» **Required action**: Repeat each record below exactly as it is written.

» **Records for the task**:
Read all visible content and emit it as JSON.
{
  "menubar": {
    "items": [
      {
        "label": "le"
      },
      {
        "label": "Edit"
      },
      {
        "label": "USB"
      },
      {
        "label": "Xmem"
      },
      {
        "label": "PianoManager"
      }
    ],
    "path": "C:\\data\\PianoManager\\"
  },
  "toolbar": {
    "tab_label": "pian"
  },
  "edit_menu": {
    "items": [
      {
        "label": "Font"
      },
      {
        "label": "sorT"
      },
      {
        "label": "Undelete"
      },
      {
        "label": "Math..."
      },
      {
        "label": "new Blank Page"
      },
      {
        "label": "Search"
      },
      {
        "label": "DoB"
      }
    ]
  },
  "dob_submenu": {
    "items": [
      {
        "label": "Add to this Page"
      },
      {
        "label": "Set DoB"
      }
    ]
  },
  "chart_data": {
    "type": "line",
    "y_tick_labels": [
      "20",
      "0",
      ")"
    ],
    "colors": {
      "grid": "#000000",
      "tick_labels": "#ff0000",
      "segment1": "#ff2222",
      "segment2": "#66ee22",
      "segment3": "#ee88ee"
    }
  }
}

» **Expected answer**:
Read all visible content and emit it as JSON.
{
  "menubar": {
    "items": [
      {
        "label": "le"
      },
      {
        "label": "Edit"
      },
      {
        "label": "USB"
      },
      {
        "label": "Xmem"
      },
      {
        "label": "PianoManager"
      }
    ],
    "path": "C:\\data\\PianoManager\\"
  },
  "toolbar": {
    "tab_label": "pian"
  },
  "edit_menu": {
    "items": [
      {
        "label": "Font"
      },
      {
        "label": "sorT"
      },
      {
        "label": "Undelete"
      },
      {
        "label": "Math..."
      },
      {
        "label": "new Blank Page"
      },
      {
        "label": "Search"
      },
      {
        "label": "DoB"
      }
    ]
  },
  "dob_submenu": {
    "items": [
      {
        "label": "Add to this Page"
      },
      {
        "label": "Set DoB"
      }
    ]
  },
  "chart_data": {
    "type": "line",
    "y_tick_labels": [
      "20",
      "0",
      ")"
    ],
    "colors": {
      "grid": "#000000",
      "tick_labels": "#ff0000",
      "segment1": "#ff2222",
      "segment2": "#66ee22",
      "segment3": "#ee88ee"
    }
  }
}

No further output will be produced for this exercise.